The code snippets shown below is the helper function for our BBoxLogger callback. The function wandb_bbox returns the image, the predicted bounding box coordinates, and the ground truth coordinates in the required format. Note that the passed values have dtype which is JSON serializable. For example, if your pred_label should be float type and not ndarray.float.
def wandb_bbox(image, p_bbox, pred_label, t_bbox, true_label, class_id_to_label): return wandb.Image(image, boxes={ "predictions": { "box_data": [{ "position": { "minX": p_bbox[0], "maxX": p_bbox[2], "minY": p_bbox[1], "maxY": p_bbox[3] }, "class_id" : pred_label, "box_caption": class_id_to_label[pred_label] }], "class_labels": class_id_to_label }, "ground_truth": { "box_data": [{ "position": { "minX": t_bbox[0], "maxX": t_bbox[2], "minY": t_bbox[1], "maxY": t_bbox[3] }, "class_id" : true_label, "box_caption": class_id_to_label[true_label] }], "class_labels": class_id_to_label } })
Our BBoxLogger is a custom Keras callback. We can pass it to model.fit to log our model's predictions on a small validation set. Weights and Biases will automatically overlay the bounding box on the image.
class BBoxLogger(tf.keras.callbacks.Callback): def __init__(self): super(BBoxLogger, self).__init__() self.val_images, label_bbox = next(iter(testloader)) self.true_labels = label_bbox['label'] self.true_bbox = label_bbox['bbox'] def on_epoch_end(self, logs, epoch): localization_list = [] for idx in range(len(self.val_images)): # get image image = self.val_images[idx] # get ground truth label and bbox coordinates. true_label = int(self.true_labels[idx].numpy()) t_bbox = self.true_bbox[idx] # get model prediction. pred_label, p_bbox = model.predict(np.expand_dims(image, 0)) # get argmax of the prediction pred_label = int(np.argmax(pred_label[0])) # get wandb image localization_list.append(wandb_bbox(image, p_bbox[0].tolist(), pred_label, t_bbox.numpy().tolist(), true_label, class_id_to_label)) wandb.log({"predictions" : localization_list})
We will soon look at the results.

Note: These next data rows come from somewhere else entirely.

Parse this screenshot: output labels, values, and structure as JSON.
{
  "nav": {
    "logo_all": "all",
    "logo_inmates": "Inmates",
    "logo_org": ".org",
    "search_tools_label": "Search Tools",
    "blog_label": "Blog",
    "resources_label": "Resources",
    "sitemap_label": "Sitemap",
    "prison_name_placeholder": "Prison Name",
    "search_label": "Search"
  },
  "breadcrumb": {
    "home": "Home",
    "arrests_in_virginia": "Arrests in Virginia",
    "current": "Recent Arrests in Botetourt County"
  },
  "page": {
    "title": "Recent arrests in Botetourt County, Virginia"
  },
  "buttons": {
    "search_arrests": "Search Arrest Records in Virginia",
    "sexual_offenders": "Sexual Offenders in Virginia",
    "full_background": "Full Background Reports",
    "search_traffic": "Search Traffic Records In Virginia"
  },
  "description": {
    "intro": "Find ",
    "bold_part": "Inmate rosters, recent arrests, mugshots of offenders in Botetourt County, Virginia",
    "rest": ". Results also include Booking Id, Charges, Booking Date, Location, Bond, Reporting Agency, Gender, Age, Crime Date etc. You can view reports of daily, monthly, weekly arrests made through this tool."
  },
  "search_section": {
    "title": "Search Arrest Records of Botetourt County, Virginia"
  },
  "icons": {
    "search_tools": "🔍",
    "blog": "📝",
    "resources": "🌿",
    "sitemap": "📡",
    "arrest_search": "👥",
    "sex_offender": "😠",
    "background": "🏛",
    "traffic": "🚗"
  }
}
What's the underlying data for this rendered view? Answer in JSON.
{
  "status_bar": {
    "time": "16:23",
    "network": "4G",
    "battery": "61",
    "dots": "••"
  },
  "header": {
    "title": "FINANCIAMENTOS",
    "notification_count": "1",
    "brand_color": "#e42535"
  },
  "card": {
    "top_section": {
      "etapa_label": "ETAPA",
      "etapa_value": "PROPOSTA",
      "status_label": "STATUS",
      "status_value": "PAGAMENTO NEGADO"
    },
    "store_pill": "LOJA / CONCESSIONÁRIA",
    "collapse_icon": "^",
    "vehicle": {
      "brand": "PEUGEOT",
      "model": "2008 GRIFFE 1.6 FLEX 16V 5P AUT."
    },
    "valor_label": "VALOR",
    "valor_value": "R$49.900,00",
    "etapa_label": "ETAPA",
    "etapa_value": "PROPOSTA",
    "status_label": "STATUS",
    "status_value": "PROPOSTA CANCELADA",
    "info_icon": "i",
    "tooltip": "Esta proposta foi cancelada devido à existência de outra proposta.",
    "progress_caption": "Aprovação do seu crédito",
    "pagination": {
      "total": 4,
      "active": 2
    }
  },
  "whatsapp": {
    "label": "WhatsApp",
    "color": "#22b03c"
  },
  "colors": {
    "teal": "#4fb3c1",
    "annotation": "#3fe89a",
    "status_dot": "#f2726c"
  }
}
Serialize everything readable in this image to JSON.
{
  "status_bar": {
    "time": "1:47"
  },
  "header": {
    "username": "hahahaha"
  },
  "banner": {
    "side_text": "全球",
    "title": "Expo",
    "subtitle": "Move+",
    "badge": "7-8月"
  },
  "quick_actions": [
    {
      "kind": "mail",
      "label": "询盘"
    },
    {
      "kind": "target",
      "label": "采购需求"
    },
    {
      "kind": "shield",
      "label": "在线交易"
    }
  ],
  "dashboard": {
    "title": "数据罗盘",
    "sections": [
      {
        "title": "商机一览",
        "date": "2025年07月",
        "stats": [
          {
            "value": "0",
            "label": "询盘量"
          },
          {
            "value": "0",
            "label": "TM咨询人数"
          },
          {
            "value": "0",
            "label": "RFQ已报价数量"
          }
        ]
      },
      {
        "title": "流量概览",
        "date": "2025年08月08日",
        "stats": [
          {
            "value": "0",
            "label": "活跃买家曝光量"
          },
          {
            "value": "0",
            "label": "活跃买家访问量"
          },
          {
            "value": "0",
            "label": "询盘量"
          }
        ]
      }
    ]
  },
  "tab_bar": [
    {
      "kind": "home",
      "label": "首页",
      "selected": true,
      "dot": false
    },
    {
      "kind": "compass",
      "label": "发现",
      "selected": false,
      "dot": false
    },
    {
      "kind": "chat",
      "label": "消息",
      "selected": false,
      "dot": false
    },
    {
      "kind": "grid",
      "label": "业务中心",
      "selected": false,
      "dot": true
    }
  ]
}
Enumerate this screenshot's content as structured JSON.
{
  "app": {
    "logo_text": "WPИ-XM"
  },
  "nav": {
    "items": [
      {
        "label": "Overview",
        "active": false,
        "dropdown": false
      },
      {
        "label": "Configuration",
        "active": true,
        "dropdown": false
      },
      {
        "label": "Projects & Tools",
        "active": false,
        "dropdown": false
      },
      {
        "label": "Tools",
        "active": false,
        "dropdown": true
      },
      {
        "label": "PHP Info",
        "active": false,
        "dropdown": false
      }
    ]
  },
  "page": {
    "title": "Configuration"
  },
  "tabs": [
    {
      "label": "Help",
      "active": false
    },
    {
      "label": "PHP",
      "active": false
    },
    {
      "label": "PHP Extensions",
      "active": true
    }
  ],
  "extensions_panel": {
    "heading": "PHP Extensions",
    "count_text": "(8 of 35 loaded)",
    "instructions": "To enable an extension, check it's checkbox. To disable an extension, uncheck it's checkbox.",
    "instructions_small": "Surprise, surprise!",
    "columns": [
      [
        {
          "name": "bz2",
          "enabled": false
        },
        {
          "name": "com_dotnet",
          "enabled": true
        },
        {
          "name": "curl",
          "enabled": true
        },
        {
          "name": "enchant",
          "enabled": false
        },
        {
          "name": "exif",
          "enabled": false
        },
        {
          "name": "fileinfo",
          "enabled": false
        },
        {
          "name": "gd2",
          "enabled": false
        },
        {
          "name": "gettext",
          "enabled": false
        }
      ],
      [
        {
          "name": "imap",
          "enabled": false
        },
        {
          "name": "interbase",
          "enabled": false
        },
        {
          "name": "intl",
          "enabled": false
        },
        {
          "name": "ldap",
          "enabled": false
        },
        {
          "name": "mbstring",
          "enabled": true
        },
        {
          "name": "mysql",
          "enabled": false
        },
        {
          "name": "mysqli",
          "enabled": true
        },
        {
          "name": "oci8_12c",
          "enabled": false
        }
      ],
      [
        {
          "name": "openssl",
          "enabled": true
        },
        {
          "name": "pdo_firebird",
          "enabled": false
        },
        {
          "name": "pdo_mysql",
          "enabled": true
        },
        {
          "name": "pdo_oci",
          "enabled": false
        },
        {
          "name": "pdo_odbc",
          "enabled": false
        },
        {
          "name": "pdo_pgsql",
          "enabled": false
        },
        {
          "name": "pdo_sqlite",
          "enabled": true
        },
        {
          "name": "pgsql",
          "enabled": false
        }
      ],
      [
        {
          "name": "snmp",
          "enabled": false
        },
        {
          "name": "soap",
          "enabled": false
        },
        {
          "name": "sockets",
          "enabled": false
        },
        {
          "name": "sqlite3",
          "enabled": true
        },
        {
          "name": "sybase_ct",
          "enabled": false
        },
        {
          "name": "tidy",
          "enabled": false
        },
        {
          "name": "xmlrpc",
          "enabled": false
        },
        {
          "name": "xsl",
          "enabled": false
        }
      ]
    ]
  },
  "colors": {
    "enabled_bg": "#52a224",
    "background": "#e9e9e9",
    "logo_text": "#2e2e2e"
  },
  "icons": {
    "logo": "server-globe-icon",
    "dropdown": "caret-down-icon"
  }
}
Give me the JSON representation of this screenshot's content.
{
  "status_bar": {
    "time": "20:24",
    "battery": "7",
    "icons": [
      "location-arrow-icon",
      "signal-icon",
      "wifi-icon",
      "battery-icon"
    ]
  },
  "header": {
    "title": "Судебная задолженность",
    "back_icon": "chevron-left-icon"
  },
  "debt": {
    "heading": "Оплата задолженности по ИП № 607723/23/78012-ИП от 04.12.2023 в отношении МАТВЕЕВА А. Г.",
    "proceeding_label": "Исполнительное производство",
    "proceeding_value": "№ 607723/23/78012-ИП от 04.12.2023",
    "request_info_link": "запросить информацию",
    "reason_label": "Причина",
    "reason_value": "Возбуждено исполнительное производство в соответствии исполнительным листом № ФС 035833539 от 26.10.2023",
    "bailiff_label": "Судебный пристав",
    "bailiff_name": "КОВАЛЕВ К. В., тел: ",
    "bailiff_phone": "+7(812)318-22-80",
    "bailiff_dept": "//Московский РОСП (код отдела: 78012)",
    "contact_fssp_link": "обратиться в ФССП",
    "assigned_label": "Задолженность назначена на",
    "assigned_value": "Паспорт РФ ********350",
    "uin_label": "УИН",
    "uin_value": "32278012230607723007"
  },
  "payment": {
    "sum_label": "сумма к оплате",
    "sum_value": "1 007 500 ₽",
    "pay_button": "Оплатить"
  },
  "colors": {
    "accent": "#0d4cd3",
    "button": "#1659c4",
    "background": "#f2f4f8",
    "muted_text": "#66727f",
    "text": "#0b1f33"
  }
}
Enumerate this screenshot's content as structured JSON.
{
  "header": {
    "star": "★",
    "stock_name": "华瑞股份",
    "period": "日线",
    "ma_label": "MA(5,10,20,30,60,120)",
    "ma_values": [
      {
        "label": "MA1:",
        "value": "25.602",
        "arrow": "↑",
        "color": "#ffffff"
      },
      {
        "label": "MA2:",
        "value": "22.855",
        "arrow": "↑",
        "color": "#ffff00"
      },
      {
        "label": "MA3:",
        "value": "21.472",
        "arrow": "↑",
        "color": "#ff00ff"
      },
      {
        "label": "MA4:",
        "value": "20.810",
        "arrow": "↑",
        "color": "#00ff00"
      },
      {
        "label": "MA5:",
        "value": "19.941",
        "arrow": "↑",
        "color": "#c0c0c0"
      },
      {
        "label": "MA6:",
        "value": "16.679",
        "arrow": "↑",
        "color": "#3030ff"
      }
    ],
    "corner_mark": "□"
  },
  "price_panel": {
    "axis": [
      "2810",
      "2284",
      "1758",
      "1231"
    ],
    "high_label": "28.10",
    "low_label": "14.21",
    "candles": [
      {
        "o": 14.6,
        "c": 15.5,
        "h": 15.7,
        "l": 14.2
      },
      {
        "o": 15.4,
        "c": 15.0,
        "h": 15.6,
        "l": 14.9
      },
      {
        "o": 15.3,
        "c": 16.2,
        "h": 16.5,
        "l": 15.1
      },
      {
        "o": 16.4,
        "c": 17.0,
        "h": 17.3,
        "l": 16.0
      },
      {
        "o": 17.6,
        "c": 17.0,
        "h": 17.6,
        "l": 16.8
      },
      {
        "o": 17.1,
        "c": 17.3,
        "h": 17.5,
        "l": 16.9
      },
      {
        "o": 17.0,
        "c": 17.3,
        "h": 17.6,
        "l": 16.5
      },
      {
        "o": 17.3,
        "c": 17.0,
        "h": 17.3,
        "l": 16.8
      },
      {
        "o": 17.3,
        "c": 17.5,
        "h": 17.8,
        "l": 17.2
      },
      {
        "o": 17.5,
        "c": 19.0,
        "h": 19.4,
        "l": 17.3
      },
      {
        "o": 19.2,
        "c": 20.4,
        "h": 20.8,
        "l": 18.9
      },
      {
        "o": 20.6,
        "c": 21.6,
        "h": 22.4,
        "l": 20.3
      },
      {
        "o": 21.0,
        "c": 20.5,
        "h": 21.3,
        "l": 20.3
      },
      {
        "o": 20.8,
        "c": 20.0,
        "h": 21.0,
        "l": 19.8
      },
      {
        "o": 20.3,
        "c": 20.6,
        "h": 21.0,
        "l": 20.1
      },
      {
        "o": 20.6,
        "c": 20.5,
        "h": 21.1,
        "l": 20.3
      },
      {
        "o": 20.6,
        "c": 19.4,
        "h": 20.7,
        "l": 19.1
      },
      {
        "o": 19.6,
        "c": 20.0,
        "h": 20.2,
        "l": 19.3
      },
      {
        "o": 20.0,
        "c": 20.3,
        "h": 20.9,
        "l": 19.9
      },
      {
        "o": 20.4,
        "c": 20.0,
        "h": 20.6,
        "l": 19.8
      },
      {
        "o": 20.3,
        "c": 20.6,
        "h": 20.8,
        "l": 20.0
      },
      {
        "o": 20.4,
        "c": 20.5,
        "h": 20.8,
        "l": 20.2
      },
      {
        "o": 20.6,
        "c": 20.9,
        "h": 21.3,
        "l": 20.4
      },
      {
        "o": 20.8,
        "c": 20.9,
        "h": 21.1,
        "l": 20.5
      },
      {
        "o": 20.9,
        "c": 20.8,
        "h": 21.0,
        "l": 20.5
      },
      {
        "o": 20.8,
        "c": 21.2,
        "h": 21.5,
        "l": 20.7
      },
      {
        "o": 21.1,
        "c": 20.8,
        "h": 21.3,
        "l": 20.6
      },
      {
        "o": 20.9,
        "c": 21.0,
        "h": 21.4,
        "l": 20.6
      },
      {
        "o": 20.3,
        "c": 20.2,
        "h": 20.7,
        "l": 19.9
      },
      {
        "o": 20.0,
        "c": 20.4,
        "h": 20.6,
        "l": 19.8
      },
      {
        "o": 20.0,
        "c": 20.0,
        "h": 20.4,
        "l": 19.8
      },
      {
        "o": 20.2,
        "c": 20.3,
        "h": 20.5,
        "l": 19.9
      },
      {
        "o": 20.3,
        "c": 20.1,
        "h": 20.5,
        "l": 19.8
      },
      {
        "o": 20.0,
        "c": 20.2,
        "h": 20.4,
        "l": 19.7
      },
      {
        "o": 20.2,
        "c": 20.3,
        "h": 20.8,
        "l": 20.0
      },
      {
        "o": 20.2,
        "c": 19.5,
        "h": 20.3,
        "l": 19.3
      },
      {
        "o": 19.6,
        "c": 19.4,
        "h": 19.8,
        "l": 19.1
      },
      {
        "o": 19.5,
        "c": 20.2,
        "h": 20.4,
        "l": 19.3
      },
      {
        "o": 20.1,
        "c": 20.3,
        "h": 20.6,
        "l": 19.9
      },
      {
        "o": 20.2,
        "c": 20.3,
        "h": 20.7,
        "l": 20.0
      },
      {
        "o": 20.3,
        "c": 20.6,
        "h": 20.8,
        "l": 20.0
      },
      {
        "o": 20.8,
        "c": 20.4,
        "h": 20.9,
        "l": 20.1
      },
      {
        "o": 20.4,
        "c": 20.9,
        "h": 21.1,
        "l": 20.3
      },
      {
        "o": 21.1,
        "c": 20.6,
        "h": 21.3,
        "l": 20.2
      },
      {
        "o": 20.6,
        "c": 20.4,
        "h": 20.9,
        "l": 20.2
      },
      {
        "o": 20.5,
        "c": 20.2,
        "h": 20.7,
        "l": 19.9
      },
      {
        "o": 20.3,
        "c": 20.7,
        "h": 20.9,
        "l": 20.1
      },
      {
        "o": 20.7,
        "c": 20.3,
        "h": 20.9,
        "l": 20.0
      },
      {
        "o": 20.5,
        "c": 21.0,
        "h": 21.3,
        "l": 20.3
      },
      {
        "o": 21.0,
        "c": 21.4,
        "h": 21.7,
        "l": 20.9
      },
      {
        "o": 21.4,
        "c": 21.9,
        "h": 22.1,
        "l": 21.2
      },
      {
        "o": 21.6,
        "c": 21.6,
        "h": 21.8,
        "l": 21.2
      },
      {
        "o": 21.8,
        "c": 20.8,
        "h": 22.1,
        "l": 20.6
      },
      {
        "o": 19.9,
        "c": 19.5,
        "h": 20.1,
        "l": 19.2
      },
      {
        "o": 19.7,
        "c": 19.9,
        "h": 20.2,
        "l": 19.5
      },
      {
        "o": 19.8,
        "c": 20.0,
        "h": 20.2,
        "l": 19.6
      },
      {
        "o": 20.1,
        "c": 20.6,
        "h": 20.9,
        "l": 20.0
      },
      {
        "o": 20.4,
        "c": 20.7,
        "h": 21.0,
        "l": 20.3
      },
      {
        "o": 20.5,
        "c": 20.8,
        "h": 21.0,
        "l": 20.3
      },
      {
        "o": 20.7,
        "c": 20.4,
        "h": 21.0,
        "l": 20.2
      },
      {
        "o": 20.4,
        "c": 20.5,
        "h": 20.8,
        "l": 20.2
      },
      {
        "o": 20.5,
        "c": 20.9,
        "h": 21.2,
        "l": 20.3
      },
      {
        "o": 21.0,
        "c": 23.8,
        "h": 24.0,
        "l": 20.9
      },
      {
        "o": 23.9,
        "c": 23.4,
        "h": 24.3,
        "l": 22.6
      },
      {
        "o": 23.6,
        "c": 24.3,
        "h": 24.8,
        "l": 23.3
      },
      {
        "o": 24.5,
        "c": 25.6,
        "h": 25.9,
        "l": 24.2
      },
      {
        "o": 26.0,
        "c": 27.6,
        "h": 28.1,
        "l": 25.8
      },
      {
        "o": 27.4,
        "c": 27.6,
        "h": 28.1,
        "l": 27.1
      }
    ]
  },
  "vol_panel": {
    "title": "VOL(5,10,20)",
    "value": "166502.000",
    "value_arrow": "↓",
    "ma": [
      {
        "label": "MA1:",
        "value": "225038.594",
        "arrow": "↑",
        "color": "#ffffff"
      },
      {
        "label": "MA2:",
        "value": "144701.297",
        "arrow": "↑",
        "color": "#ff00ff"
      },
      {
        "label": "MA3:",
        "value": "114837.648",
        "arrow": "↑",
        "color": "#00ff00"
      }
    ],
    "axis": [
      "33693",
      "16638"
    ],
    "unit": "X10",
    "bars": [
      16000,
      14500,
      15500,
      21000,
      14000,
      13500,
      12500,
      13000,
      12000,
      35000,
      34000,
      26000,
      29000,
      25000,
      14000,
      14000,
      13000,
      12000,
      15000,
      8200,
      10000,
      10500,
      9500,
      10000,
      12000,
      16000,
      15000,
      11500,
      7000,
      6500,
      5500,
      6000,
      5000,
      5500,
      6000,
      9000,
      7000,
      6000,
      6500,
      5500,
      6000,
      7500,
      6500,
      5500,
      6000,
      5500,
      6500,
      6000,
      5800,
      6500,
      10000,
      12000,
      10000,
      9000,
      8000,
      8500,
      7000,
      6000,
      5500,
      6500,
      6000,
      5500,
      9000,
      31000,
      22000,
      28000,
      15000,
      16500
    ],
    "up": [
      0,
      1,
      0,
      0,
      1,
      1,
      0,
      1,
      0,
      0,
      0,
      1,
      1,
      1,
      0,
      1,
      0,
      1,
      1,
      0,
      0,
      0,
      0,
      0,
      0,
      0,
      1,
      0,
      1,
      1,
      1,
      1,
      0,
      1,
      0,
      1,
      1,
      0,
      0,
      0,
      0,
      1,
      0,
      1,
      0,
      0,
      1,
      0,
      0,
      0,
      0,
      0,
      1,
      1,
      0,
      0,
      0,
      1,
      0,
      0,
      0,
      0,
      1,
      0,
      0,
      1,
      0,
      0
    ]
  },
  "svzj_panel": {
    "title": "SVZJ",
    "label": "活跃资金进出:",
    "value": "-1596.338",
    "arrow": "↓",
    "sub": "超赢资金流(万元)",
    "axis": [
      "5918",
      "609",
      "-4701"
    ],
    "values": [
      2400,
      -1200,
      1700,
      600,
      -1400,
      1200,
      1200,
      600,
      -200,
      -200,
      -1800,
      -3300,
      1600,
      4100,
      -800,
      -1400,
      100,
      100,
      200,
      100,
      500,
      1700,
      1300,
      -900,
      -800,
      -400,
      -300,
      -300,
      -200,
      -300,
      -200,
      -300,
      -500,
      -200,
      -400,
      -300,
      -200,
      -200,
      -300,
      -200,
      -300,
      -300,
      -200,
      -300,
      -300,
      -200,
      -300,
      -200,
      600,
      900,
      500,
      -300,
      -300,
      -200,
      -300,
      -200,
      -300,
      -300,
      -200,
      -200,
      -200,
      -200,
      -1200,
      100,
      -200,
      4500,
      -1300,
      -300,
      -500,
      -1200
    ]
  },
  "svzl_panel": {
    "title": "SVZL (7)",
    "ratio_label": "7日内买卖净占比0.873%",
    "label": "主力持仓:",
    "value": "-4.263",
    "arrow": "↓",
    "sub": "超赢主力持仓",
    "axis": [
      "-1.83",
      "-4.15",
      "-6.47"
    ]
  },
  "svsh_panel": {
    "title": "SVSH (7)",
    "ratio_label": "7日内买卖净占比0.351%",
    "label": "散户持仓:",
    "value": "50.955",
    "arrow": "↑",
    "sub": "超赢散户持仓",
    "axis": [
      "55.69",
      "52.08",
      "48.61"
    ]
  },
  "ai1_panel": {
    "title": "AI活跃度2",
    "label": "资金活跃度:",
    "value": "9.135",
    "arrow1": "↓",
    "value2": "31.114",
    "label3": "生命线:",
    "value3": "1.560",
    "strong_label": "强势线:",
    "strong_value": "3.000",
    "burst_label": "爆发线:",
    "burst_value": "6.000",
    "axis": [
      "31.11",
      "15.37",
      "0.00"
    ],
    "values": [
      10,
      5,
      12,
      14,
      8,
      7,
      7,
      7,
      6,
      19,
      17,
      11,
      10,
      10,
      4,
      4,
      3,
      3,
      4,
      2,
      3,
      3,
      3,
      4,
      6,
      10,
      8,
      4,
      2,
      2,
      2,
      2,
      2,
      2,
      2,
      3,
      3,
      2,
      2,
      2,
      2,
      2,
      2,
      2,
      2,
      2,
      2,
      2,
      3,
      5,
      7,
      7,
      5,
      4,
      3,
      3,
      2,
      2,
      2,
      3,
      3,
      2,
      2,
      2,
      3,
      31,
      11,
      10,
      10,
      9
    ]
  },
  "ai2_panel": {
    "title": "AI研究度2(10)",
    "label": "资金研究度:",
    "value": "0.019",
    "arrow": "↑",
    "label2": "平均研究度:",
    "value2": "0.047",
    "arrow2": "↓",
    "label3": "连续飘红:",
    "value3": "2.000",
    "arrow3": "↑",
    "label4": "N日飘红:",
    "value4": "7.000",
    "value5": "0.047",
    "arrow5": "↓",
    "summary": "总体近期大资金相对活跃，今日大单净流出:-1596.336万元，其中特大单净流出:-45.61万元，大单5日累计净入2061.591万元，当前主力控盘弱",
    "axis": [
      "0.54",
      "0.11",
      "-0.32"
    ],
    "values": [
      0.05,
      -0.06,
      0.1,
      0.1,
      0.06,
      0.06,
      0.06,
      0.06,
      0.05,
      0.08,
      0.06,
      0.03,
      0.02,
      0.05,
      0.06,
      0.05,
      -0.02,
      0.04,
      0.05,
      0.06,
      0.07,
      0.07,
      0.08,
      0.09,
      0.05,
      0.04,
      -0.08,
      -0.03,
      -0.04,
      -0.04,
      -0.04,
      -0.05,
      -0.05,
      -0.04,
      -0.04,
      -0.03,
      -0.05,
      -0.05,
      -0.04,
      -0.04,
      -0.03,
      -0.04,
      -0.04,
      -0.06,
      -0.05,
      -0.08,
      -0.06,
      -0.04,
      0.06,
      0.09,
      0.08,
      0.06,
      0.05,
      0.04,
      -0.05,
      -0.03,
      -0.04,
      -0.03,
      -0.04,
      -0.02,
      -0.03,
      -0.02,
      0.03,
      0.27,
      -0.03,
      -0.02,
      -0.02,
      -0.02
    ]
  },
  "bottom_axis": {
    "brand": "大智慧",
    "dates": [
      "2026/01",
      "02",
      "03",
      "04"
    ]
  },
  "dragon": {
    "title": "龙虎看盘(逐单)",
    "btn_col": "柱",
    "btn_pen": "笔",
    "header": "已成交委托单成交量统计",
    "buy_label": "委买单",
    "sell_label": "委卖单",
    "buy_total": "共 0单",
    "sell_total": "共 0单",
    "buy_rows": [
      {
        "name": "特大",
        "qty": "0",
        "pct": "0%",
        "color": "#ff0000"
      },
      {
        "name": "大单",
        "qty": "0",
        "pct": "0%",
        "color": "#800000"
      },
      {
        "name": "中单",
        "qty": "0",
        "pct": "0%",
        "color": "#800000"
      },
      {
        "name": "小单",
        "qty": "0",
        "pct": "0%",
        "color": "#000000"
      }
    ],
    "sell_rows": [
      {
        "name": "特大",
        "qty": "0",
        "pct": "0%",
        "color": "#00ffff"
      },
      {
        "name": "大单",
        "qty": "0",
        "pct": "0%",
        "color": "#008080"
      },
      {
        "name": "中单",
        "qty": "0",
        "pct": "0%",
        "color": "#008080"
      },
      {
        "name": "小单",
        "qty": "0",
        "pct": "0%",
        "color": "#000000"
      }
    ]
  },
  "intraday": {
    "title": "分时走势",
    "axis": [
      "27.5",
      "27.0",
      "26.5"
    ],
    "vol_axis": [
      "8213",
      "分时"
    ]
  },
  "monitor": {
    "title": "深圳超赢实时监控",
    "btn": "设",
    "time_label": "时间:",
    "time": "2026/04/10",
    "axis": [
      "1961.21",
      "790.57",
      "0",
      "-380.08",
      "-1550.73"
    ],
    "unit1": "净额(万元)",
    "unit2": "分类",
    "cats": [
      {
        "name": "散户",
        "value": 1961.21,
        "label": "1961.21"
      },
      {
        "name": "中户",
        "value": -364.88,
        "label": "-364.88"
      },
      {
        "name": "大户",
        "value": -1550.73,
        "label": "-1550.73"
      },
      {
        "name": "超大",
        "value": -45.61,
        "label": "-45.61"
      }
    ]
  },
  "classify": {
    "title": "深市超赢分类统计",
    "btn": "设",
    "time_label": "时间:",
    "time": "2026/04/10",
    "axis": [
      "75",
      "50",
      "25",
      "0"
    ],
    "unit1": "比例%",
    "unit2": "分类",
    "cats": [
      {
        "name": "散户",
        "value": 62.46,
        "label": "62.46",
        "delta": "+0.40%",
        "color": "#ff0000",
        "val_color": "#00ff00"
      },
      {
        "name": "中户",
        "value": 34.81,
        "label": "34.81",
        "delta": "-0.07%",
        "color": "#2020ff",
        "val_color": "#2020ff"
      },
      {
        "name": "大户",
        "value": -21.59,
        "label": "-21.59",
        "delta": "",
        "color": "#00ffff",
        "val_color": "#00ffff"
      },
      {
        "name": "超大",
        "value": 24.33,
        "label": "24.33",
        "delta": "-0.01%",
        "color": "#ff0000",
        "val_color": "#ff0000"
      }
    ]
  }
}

Results

Now on to the exciting part. I have trained the model with early stopping with the patience of 10 epochs. Feel free to train the model for longer epochs and play with other hyperparameters.

Try out Object Localization on Google Colab \rightarrow

Since we have multiple losses associated with our task, we will have multiple metrics to log and monitor. Weights and Biases automatically log all the metrics using keras.WandbCallback callback.
The result of BBoxLogger is shown below. Click on the ⚙️ icon in the media panel below(Result of BBoxLogger) to check out the interaction controls. You can visualize both ground truth and predicted bounding boxes together or separately. You can even select the class which you don't want to visualize.

Observations

• The model is accurately classifying the images. This can be further confirmed by looking at the classification metrics shown above. For MNIST like datasets, it is expected to have high accuracy.
• The prediction of the bounding box coordinates looks okayish. We should wait and admire the power of neural networks here. With just a few lines of code we are able to locate the digits.

Improvements

Few things that we can do to improve the bounding box prediction are:
• Increase the depth of the regression network of our model and train. It might lead to overfitting but it's worth a try.
• Train the current model. Freeze the convolutional layer and the classification network and train the regression network forfew more epochs.